This rep is probably the worst and most inexcusable one we’ll see.

Las Vegas calls Cover 4 and Deablo is the middle hook defender and the tight end—Pat Freiermruth—runs a hook route over the middle of the field. However, the linebacker has his eyes in the backfield and doesn’t even turn his head to locate Freiermuth, leaving a wide-open receiver right over the top of the ball.

The endzone view shows Deablo doing a good job of reading the releases of the running back and slot receiver, but he has to be better at keeping his head on a swivel when the back and receiver don’t come to his area. He never even sees Freiermuth until it’s too late.

Deablo clearly had a tough time against play-action on Sunday. Here, the Raiders are in man coverage this time and he comes too far downhill again on the run fake. What makes this even more frustrating is his man, Freiermuth again, doesn't even try to block/sell the run.

But once Deablo bites on the fake, it’s a foot race to the end zone and it’s tough for the linebacker to win when he puts himself in a bad position, having to play chase from two steps behind his man. The result is an easy pitch and catch for six points.

He struggled against play-action this week as he left tight end Darnell Washington open later in the game against a similar play call, Washington just didn’t the ball.

Now, I have to inject some positivity in here and this was a nice rep by our subject.

Las Vegas shows man coverage against the pre-snap motion from Pittsburgh. Post-snap, Deablo sees the running back work across the formation on the ball fake, so he knows he can pass the back off to Spillane and be aggressive to help his teammates in coverage.

From there, he reads the screen and uses his speed and athleticism to defeat the guard’s block in space and make a beautiful tackle right at the line of scrimmage. Well done!

We’ve been focusing on reps in coverage but I also wanted to go over a few reps against the run as Deablo wasn’t as bad versus the ground game but did post a sub-par 58.6 PFF grade in that department.

With the run action to his side, Deablo’s primary responsibility is the play-side B-gap. However, the motion creates a numbers advantage for the offense and gets him to cheat toward his secondary assignment, the back-side A-gap.

Initially, he does a good job of working outside to the B-gap, but then he ducks inside the guard and essentially ends up blocking himself. He was likely trying to play to the back-side A-gap, but that wasn’t necessary as Byron Young (No. 93, the left defensive tackle) holds up the offensive linemen and plugs the A-gap with the guard.

Also, Deablo ends up chest-to-chest with the lineman blocking him, and Pittsburgh runs right through his gap for a nine-yard gain.

This is a few plays later and a similar rep, only this time Deablo doesn’t even need to play the strong side A-gap as the Steelers don’t have a numbers advantage and that’s Spillane’s responsibility. However, Deablo ducks inside and ends up chest-to-chest with the offensive lineman again, leading to a six-yard gain.

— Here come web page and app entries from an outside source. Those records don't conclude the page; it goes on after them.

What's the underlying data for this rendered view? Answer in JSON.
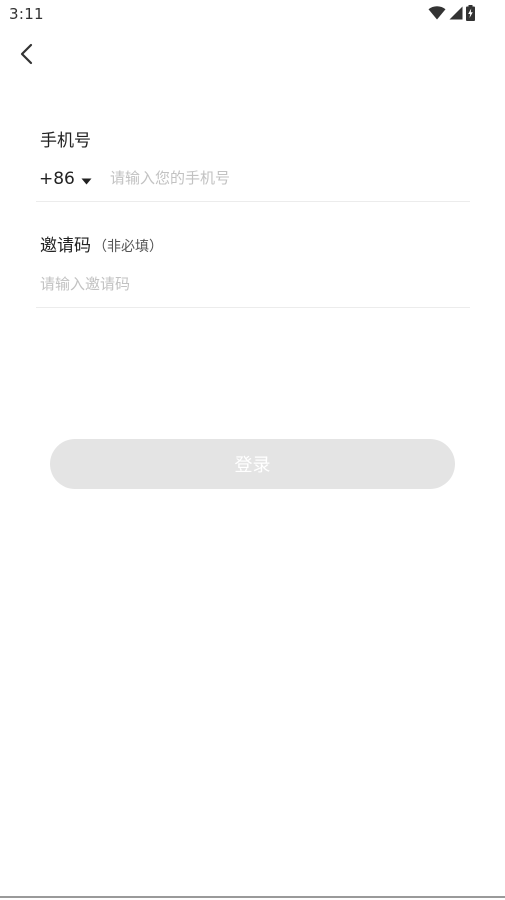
{
  "status_bar": {
    "time": "3:11",
    "icons": [
      "wifi-icon",
      "signal-icon",
      "battery-icon"
    ]
  },
  "nav": {
    "back_icon": "chevron-left-icon"
  },
  "phone": {
    "label": "手机号",
    "country_code": "+86",
    "caret_icon": "caret-down-icon",
    "placeholder": "请输入您的手机号",
    "value": ""
  },
  "invite": {
    "label": "邀请码",
    "optional_note": "（非必填）",
    "placeholder": "请输入邀请码",
    "value": ""
  },
  "login": {
    "label": "登录"
  },
  "colors": {
    "button_disabled_bg": "#e4e4e4",
    "button_text": "#ffffff",
    "placeholder": "#c2c2c2",
    "divider": "#ececec",
    "text": "#222222"
  }
}
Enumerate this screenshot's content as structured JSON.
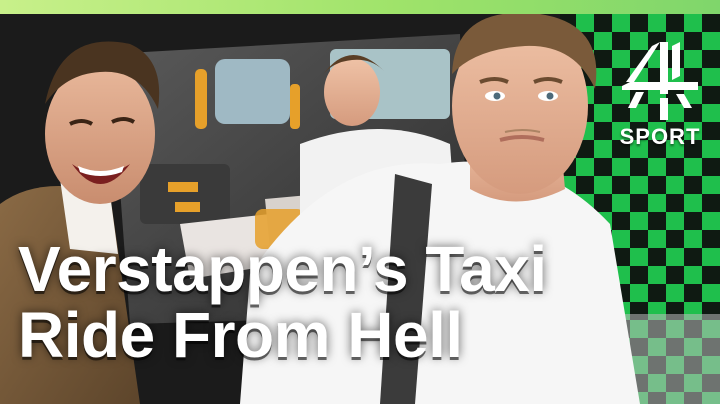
{
  "thumbnail": {
    "title_lines": [
      "Verstappen’s Taxi",
      "Ride From Hell"
    ],
    "logo": {
      "icon": "channel-4-logo-icon",
      "label": "SPORT"
    },
    "colors": {
      "accent_green": "#9fe36a",
      "checker_green": "#1fbf4c",
      "title_text": "#ffffff"
    }
  }
}
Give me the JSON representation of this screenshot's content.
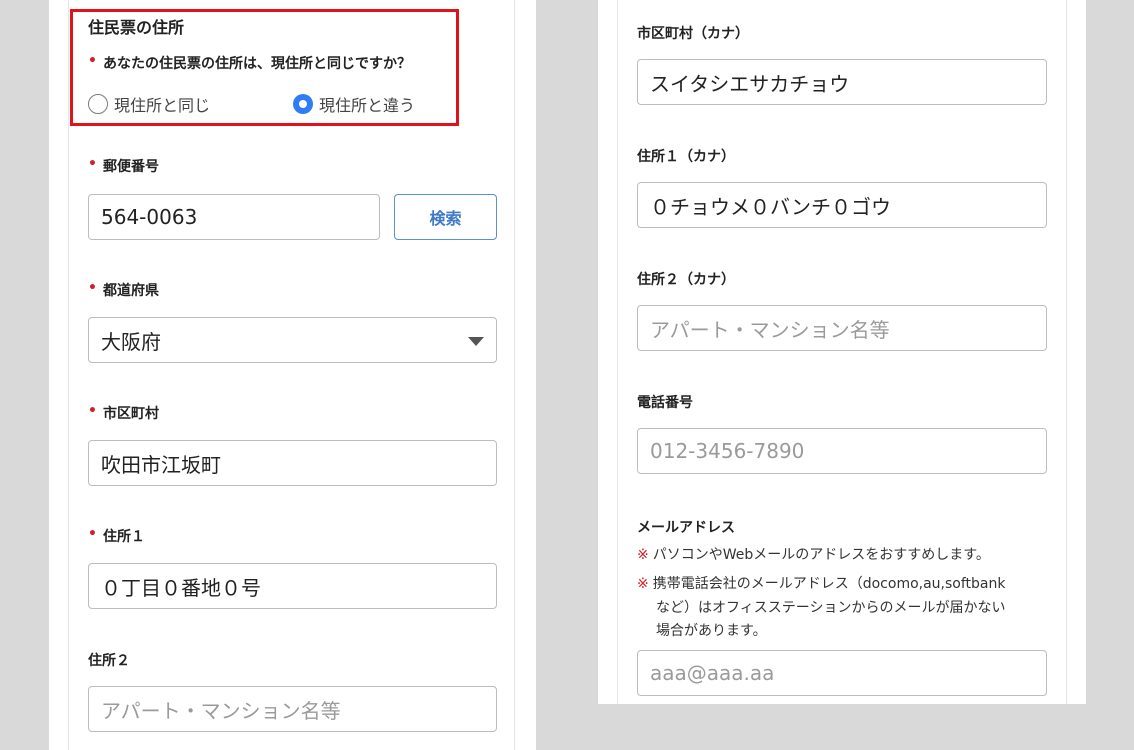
{
  "left": {
    "section_title": "住民票の住所",
    "question": "あなたの住民票の住所は、現住所と同じですか？",
    "radio_same": "現住所と同じ",
    "radio_diff": "現住所と違う",
    "postal_label": "郵便番号",
    "postal_value": "564-0063",
    "search_label": "検索",
    "pref_label": "都道府県",
    "pref_value": "大阪府",
    "city_label": "市区町村",
    "city_value": "吹田市江坂町",
    "addr1_label": "住所１",
    "addr1_value": "０丁目０番地０号",
    "addr2_label": "住所２",
    "addr2_placeholder": "アパート・マンション名等"
  },
  "right": {
    "city_kana_label": "市区町村（カナ）",
    "city_kana_value": "スイタシエサカチョウ",
    "addr1_kana_label": "住所１（カナ）",
    "addr1_kana_value": "０チョウメ０バンチ０ゴウ",
    "addr2_kana_label": "住所２（カナ）",
    "addr2_kana_placeholder": "アパート・マンション名等",
    "phone_label": "電話番号",
    "phone_placeholder": "012-3456-7890",
    "email_label": "メールアドレス",
    "note_mark": "※",
    "note1": "パソコンやWebメールのアドレスをおすすめします。",
    "note2_line1": "携帯電話会社のメールアドレス（docomo,au,softbank",
    "note2_line2": "など）はオフィスステーションからのメールが届かない",
    "note2_line3": "場合があります。",
    "email_placeholder": "aaa@aaa.aa"
  },
  "required_mark": "•"
}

Now, I will say that John Jenkins gets blown off the ball by the double team so Deablo might be thinking that he needs to be inside overcompensate. But that’s what Spillane is there for and Jenkins ends up doing a decent job of recovering. This is a one- or two-yard rush if Deablo fits into his gap properly.